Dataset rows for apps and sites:
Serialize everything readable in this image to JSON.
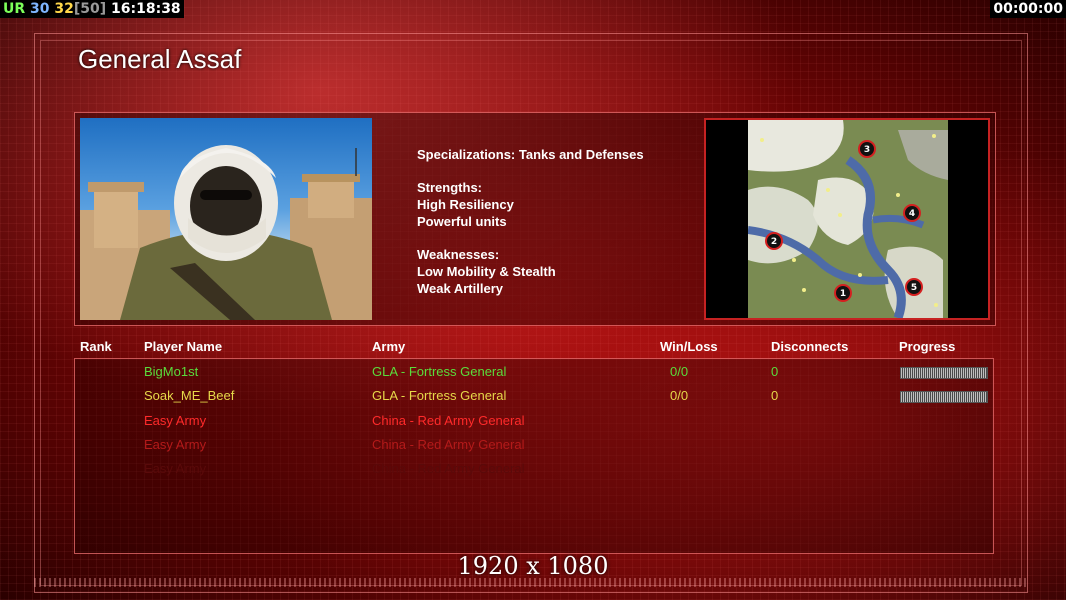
{
  "hud": {
    "ur": "UR",
    "fps": "30",
    "current": "32",
    "cap": "[50]",
    "clock": "16:18:38",
    "timer": "00:00:00"
  },
  "general": {
    "name": "General Assaf",
    "specializations": "Specializations: Tanks and Defenses",
    "strengths_title": "Strengths:",
    "strengths": [
      "High Resiliency",
      "Powerful units"
    ],
    "weaknesses_title": "Weaknesses:",
    "weaknesses": [
      "Low Mobility & Stealth",
      "Weak Artillery"
    ]
  },
  "map": {
    "start_positions": [
      "1",
      "2",
      "3",
      "4",
      "5"
    ]
  },
  "table": {
    "headers": {
      "rank": "Rank",
      "player": "Player Name",
      "army": "Army",
      "winloss": "Win/Loss",
      "disconnects": "Disconnects",
      "progress": "Progress"
    },
    "rows": [
      {
        "player": "BigMo1st",
        "army": "GLA - Fortress General",
        "winloss": "0/0",
        "disconnects": "0",
        "color": "#5adc3c",
        "progress": 1.0
      },
      {
        "player": "Soak_ME_Beef",
        "army": "GLA - Fortress General",
        "winloss": "0/0",
        "disconnects": "0",
        "color": "#e6d84a",
        "progress": 1.0
      },
      {
        "player": "Easy Army",
        "army": "China - Red Army General",
        "color": "#ff2a2a"
      },
      {
        "player": "Easy Army",
        "army": "China - Red Army General",
        "color": "#b41a1a"
      },
      {
        "player": "Easy Army",
        "army": "China - Red Army General",
        "color": "#5a0a0a"
      }
    ]
  },
  "resolution": "1920 x 1080"
}
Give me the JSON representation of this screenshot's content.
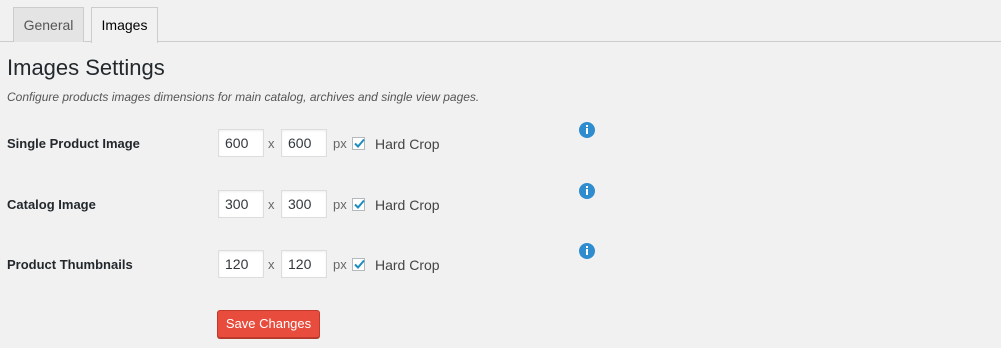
{
  "tabs": [
    {
      "label": "General",
      "active": false
    },
    {
      "label": "Images",
      "active": true
    }
  ],
  "page": {
    "title": "Images Settings",
    "description": "Configure products images dimensions for main catalog, archives and single view pages."
  },
  "rows": [
    {
      "label": "Single Product Image",
      "width": "600",
      "height": "600",
      "unit": "px",
      "separator": "x",
      "hard_crop": true,
      "hard_crop_label": "Hard Crop"
    },
    {
      "label": "Catalog Image",
      "width": "300",
      "height": "300",
      "unit": "px",
      "separator": "x",
      "hard_crop": true,
      "hard_crop_label": "Hard Crop"
    },
    {
      "label": "Product Thumbnails",
      "width": "120",
      "height": "120",
      "unit": "px",
      "separator": "x",
      "hard_crop": true,
      "hard_crop_label": "Hard Crop"
    }
  ],
  "save_button": {
    "label": "Save Changes"
  },
  "icons": {
    "info": "info-icon",
    "check": "checkmark-icon"
  },
  "colors": {
    "background": "#f1f1f1",
    "save_button": "#e74c3c",
    "info_icon": "#2e8ccf"
  }
}
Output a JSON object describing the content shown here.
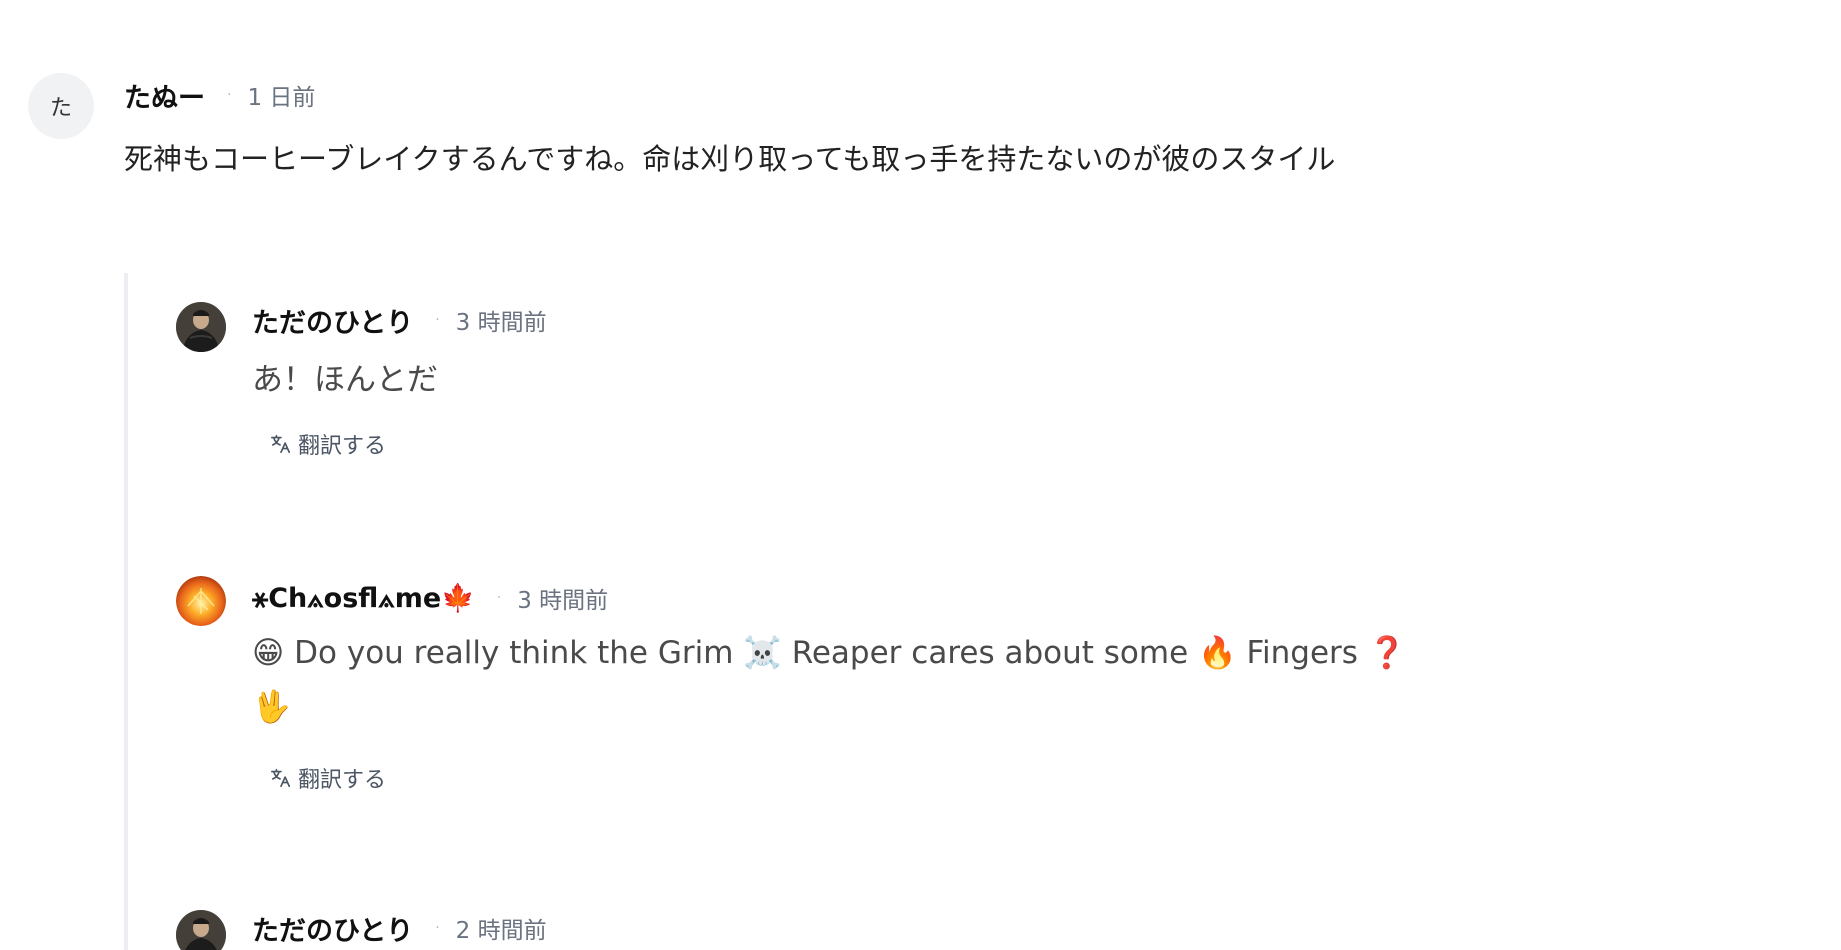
{
  "comments": [
    {
      "avatar_letter": "た",
      "author": "たぬー",
      "time": "1 日前",
      "text": "死神もコーヒーブレイクするんですね。命は刈り取っても取っ手を持たないのが彼のスタイル"
    }
  ],
  "replies": [
    {
      "author": "ただのひとり",
      "time": "3 時間前",
      "text": "あ！ほんとだ",
      "translate_label": "翻訳する"
    },
    {
      "author": "⚹Ch⟑osfl⟑me🍁",
      "time": "3 時間前",
      "text_line1": "😁 Do you really think the Grim ☠️ Reaper cares about some 🔥 Fingers ❓",
      "text_line2": "🖖",
      "translate_label": "翻訳する"
    },
    {
      "author": "ただのひとり",
      "time": "2 時間前"
    }
  ],
  "meta_separator": "·",
  "icons": {
    "translate": "translate-icon"
  },
  "colors": {
    "thread_line": "#eceef1",
    "muted_text": "#6b7280",
    "avatar_bg": "#f1f2f4"
  }
}
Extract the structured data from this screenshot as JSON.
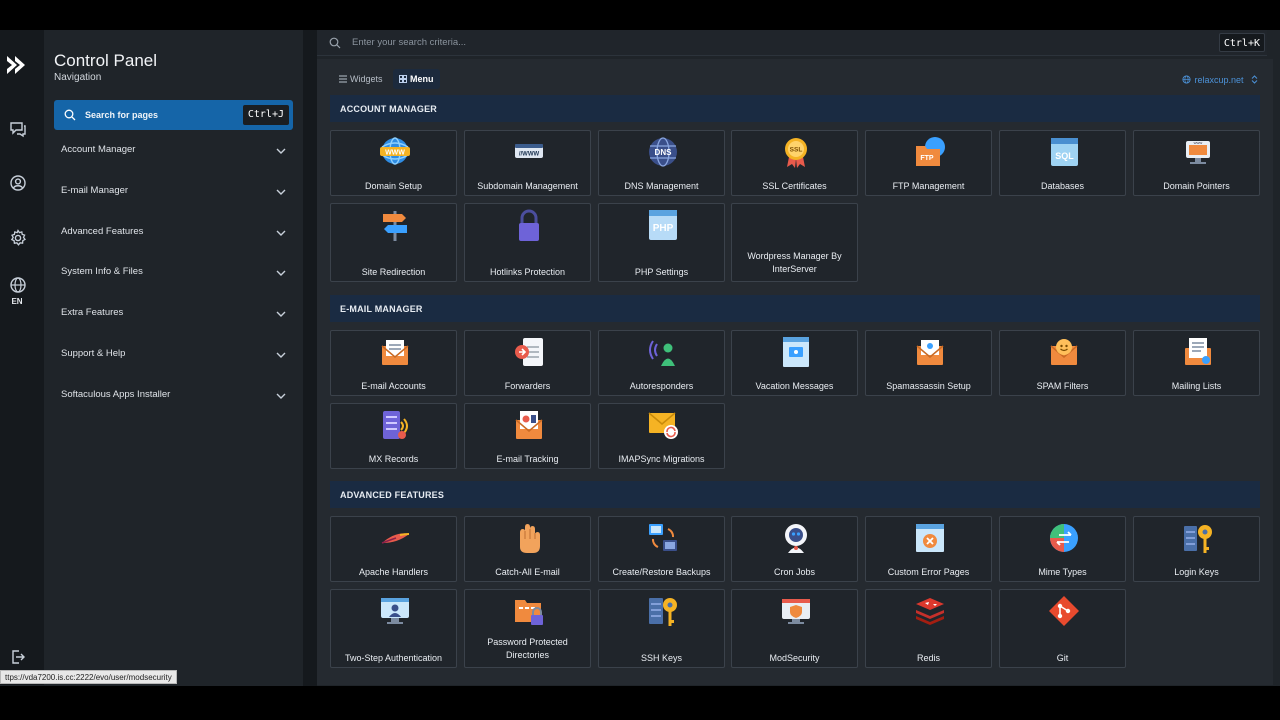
{
  "sidebar_rail": {
    "language": "EN"
  },
  "nav": {
    "title": "Control Panel",
    "subtitle": "Navigation",
    "search_label": "Search for pages",
    "search_shortcut": "Ctrl+J",
    "items": [
      {
        "label": "Account Manager"
      },
      {
        "label": "E-mail Manager"
      },
      {
        "label": "Advanced Features"
      },
      {
        "label": "System Info & Files"
      },
      {
        "label": "Extra Features"
      },
      {
        "label": "Support & Help"
      },
      {
        "label": "Softaculous Apps Installer"
      }
    ]
  },
  "top_search": {
    "placeholder": "Enter your search criteria...",
    "shortcut": "Ctrl+K"
  },
  "view_tabs": {
    "widgets": "Widgets",
    "menu": "Menu",
    "active": "Menu"
  },
  "domain_selector": "relaxcup.net",
  "sections": [
    {
      "title": "ACCOUNT MANAGER",
      "tiles": [
        {
          "label": "Domain Setup",
          "icon": "globe-www-icon"
        },
        {
          "label": "Subdomain Management",
          "icon": "subdomain-icon"
        },
        {
          "label": "DNS Management",
          "icon": "dns-globe-icon"
        },
        {
          "label": "SSL Certificates",
          "icon": "ssl-badge-icon"
        },
        {
          "label": "FTP Management",
          "icon": "ftp-folder-icon"
        },
        {
          "label": "Databases",
          "icon": "sql-database-icon"
        },
        {
          "label": "Domain Pointers",
          "icon": "domain-pointer-icon"
        },
        {
          "label": "Site Redirection",
          "icon": "signpost-icon"
        },
        {
          "label": "Hotlinks Protection",
          "icon": "padlock-icon"
        },
        {
          "label": "PHP Settings",
          "icon": "php-icon"
        },
        {
          "label": "Wordpress Manager By InterServer",
          "icon": ""
        }
      ]
    },
    {
      "title": "E-MAIL MANAGER",
      "tiles": [
        {
          "label": "E-mail Accounts",
          "icon": "email-envelope-icon"
        },
        {
          "label": "Forwarders",
          "icon": "forwarder-icon"
        },
        {
          "label": "Autoresponders",
          "icon": "autoresponder-icon"
        },
        {
          "label": "Vacation Messages",
          "icon": "vacation-message-icon"
        },
        {
          "label": "Spamassassin Setup",
          "icon": "spam-envelope-icon"
        },
        {
          "label": "SPAM Filters",
          "icon": "spam-filter-icon"
        },
        {
          "label": "Mailing Lists",
          "icon": "mailing-list-icon"
        },
        {
          "label": "MX Records",
          "icon": "mx-records-icon"
        },
        {
          "label": "E-mail Tracking",
          "icon": "email-tracking-icon"
        },
        {
          "label": "IMAPSync Migrations",
          "icon": "imap-sync-icon"
        }
      ]
    },
    {
      "title": "ADVANCED FEATURES",
      "tiles": [
        {
          "label": "Apache Handlers",
          "icon": "apache-feather-icon"
        },
        {
          "label": "Catch-All E-mail",
          "icon": "catch-hand-icon"
        },
        {
          "label": "Create/Restore Backups",
          "icon": "backup-icon"
        },
        {
          "label": "Cron Jobs",
          "icon": "cron-robot-icon"
        },
        {
          "label": "Custom Error Pages",
          "icon": "error-page-icon"
        },
        {
          "label": "Mime Types",
          "icon": "mime-types-icon"
        },
        {
          "label": "Login Keys",
          "icon": "login-key-icon"
        },
        {
          "label": "Two-Step Authentication",
          "icon": "two-step-auth-icon"
        },
        {
          "label": "Password Protected Directories",
          "icon": "protected-folder-icon"
        },
        {
          "label": "SSH Keys",
          "icon": "ssh-key-icon"
        },
        {
          "label": "ModSecurity",
          "icon": "modsecurity-icon"
        },
        {
          "label": "Redis",
          "icon": "redis-icon"
        },
        {
          "label": "Git",
          "icon": "git-icon"
        }
      ]
    }
  ],
  "status_url": "ttps://vda7200.is.cc:2222/evo/user/modsecurity",
  "colors": {
    "accent": "#1565a8",
    "section_bar": "#1a2b42",
    "link": "#4c92d8"
  }
}
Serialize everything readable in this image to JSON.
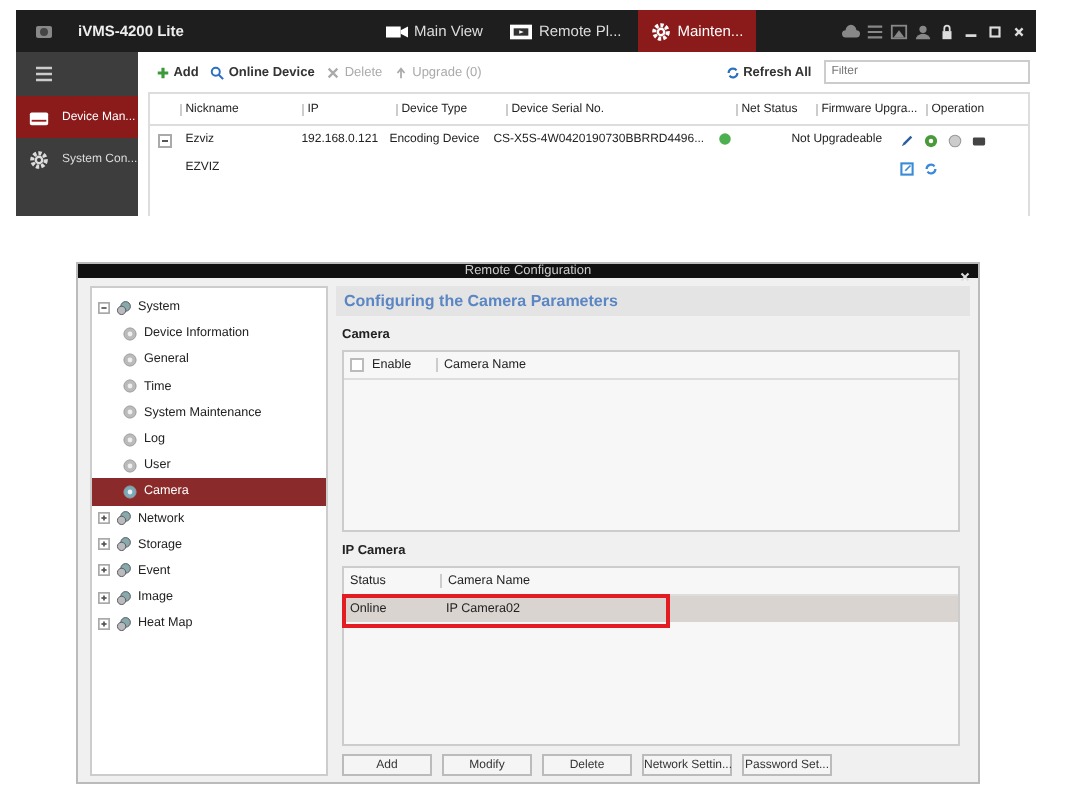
{
  "client": {
    "title": "iVMS-4200 Lite",
    "nav_tabs": [
      {
        "label": "Main View",
        "selected": false
      },
      {
        "label": "Remote Pl...",
        "selected": false
      },
      {
        "label": "Mainten...",
        "selected": true
      }
    ],
    "sidebar": [
      {
        "label": "Device Man...",
        "selected": true
      },
      {
        "label": "System Con...",
        "selected": false
      }
    ],
    "toolbar": [
      {
        "label": "Add",
        "disabled": false
      },
      {
        "label": "Online Device",
        "disabled": false
      },
      {
        "label": "Delete",
        "disabled": true
      },
      {
        "label": "Upgrade (0)",
        "disabled": true
      }
    ],
    "refresh": "Refresh All",
    "filter": {
      "placeholder": "Filter"
    },
    "columns": [
      "Nickname",
      "IP",
      "Device Type",
      "Device Serial No.",
      "Net Status",
      "Firmware Upgra...",
      "Operation"
    ],
    "rows": [
      {
        "expanded": true,
        "nickname": "Ezviz",
        "ip": "192.168.0.121",
        "type": "Encoding Device",
        "serial": "CS-X5S-4W0420190730BBRRD4496...",
        "online": true,
        "firmware": "Not Upgradeable",
        "sub": "EZVIZ"
      }
    ]
  },
  "dialog": {
    "title": "Remote Configuration",
    "tree": [
      {
        "label": "System",
        "expanded": true,
        "children": [
          {
            "label": "Device Information",
            "selected": false
          },
          {
            "label": "General",
            "selected": false
          },
          {
            "label": "Time",
            "selected": false
          },
          {
            "label": "System Maintenance",
            "selected": false
          },
          {
            "label": "Log",
            "selected": false
          },
          {
            "label": "User",
            "selected": false
          },
          {
            "label": "Camera",
            "selected": true
          }
        ]
      },
      {
        "label": "Network",
        "expanded": false
      },
      {
        "label": "Storage",
        "expanded": false
      },
      {
        "label": "Event",
        "expanded": false
      },
      {
        "label": "Image",
        "expanded": false
      },
      {
        "label": "Heat Map",
        "expanded": false
      }
    ],
    "heading": "Configuring the Camera Parameters",
    "camera": {
      "title": "Camera",
      "enable": {
        "label": "Enable",
        "checked": false
      },
      "columns": [
        "Camera Name"
      ]
    },
    "ip_camera": {
      "title": "IP Camera",
      "columns": [
        "Status",
        "Camera Name"
      ],
      "rows": [
        {
          "status": "Online",
          "name": "IP Camera02",
          "selected": true,
          "highlighted": true
        }
      ]
    },
    "buttons": [
      "Add",
      "Modify",
      "Delete",
      "Network Settin...",
      "Password Set..."
    ]
  }
}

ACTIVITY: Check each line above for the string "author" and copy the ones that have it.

OUTPUT OF THE EXERCISE:
      "author": "たぬー",
      "author": "ただのひとり",
      "author": "⚹Ch⟑osfl⟑me🍁",
      "author": "ただのひとり",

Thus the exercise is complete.